Math that Matters Most
The Math Test focuses in-depth on three essential areas of math: Problem Solving and Data Analysis, Heart of Algebra, and Passport to Advanced Math.
Problem Solving and Data Analysis is about being quantitatively literate. It includes using ratios, percentages, and proportional reasoning to solve problems in science, social science, and career contexts.
Heart of Algebra focuses on the mastery of linear equations and systems, which helps students develop key powers of abstraction.
Passport to Advanced Math focuses on more-complex equations and the manipulation they require.
Current research shows that these areas are used in a wide range of majors and careers. The redesigned SAT also includes questions on other topics in math, including the kinds of geometric and trigonometric skills that are most relevant to college and careers. Learn more about the Math Test.
Problems Grounded in Real-World Contexts
Throughout the SAT Suite, students will be asked questions grounded in the real world, directly related to work performed in college and career.
The Evidence-Based Reading and Writing section includes questions on literature and literary nonfiction, but also features charts, graphs, and passages like the ones students are likely to encounter in science, social science, and other majors and careers.
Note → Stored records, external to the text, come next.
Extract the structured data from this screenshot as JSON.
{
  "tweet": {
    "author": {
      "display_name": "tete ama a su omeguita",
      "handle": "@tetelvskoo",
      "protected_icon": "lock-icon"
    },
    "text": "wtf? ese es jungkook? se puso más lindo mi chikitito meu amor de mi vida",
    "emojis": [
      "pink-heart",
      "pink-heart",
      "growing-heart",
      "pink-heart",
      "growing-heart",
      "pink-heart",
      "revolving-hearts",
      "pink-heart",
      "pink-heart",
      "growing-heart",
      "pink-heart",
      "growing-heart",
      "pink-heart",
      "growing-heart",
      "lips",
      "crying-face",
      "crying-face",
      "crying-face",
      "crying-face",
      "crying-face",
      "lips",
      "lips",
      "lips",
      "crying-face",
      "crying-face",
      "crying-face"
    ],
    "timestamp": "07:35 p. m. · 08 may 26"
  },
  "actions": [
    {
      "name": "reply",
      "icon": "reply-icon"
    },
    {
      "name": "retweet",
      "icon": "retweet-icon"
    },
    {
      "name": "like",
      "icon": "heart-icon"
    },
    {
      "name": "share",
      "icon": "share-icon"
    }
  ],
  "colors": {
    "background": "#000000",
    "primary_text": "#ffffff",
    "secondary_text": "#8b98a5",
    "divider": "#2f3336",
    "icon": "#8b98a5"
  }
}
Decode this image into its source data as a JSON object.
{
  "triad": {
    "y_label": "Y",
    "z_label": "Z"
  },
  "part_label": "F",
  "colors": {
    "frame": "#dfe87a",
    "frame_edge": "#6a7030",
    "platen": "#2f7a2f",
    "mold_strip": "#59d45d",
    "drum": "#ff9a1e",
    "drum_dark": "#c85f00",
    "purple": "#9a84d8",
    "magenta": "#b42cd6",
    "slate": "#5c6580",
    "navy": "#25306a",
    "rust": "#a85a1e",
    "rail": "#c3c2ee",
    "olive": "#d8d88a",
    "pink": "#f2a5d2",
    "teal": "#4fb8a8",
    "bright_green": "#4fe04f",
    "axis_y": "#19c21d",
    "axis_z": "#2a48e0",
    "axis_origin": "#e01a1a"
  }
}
Questions on the Writing and Language Test ask students to do more than correct errors; they ask students to edit, revise, and improve texts from the humanities, history, social science, science, and career contexts.
The Math section features multistep applications to solve problems in science, social science, career scenarios, and other real-life situations. The test sets up a scenario and asks several questions that give students the opportunity to dig in and model it mathematically.
Analysis in Science and in History/Social Studies
The redesigned SAT asks students to apply their reading, writing, language, and math knowledge and skills to answer questions in science, history, and social studies contexts. In this way, the assessments call on the same sorts of knowledge and skills that students will use in college, at work, and throughout life to make sense of recent discoveries, political developments, global events, and health and environmental issues.
The redesigned SAT includes a range of challenging texts and informational graphics that address these sorts of issues and topics in the Evidence-Based Reading and Writing section and the Math section. Questions will require students to read and understand texts, revise texts to be consistent with data presented in graphics, synthesize information presented through texts and graphics, and solve problems that are grounded in science and social science.
U.S. Founding Documents and the Great Global Conversation
The SAT Suite of Assessments asks students to read a passage from U.S. founding documents or the global conversation they inspired.
The U.S. founding documents, including the Declaration of Independence, the Bill of Rights, and the Federalist Papers, have been inspired by and have helped to inspire a conversation that continues to this day about the nature of civic life.
Authors, speakers, and thinkers from the United States and around the world, including Edmund Burke, Mary Wollstonecraft, Nelson Mandela, and Mohandas Gandhi, have broadened and deepened the conversation around such vital matters as freedom, justice, and human dignity.
The redesigned SAT Suite includes texts from this global conversation. The goal is to inspire a close reading of these rich, meaningful, often profound texts, not only as a way to develop valuable college and career readiness skills but also as an opportunity to reflect on and deeply engage with issues and concerns central to informed citizenship.
No Penalty for Guessing
Across the SAT Suite, students simply earn points for questions answered correctly. They’re able to give their best answer to every question because there’s no advantage to leaving them blank.